early to mid twentieth century
37" x 16", 94 cm x 40.5 cm
This is a tsunobukuro, or horn bag, so called because of its strange appearance: this bag is fashioned from one length of cloth hand sewn on the bias, the result of this construction are two "horns" which appear at the top of the bag.
Tsunobukuro were made for storage and hauling. Grains, beans or rice were often the items which were stored in these bias-constructed bags.
This particular tsunobukuro is hand stitched from woven hemp cloth that was dipped into kaki shibu, a liquid tannin extracted from a special type of inedible persimmon which are cultivated expressly for their tannin: kaki shibu stains objects with a brown color and helps to make fibers and surfaces more durable: kaki shibu also has a waterproofing quality.
The bag has hand written kanji on both sides of the bag and it also shows its original, hemp fiber tie.
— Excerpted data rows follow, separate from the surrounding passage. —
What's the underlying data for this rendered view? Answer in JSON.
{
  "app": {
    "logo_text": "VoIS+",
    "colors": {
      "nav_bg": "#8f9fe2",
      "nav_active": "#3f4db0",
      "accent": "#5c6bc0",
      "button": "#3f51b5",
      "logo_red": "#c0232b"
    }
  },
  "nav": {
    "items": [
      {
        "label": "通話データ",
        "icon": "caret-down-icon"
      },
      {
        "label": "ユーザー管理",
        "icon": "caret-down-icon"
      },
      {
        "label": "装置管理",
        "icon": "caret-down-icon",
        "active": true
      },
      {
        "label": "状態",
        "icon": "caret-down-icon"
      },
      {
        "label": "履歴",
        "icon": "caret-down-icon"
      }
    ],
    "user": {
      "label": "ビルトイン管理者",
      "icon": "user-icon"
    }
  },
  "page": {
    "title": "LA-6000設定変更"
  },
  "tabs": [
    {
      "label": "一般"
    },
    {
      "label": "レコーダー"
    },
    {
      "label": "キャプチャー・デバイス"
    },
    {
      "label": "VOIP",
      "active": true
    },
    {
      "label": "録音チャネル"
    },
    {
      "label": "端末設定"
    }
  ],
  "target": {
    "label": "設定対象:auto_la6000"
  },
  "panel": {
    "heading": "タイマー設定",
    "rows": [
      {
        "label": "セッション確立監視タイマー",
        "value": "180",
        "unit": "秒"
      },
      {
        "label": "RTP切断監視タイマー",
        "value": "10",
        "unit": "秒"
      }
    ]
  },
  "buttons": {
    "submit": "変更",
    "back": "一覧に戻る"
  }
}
For the serious collector of old Japanese of rural cloth and utilitarian, functional fabrics, this bag is a welcome addition to your collection both for its fine condition and its type. A beautifully simple tsunobukuro.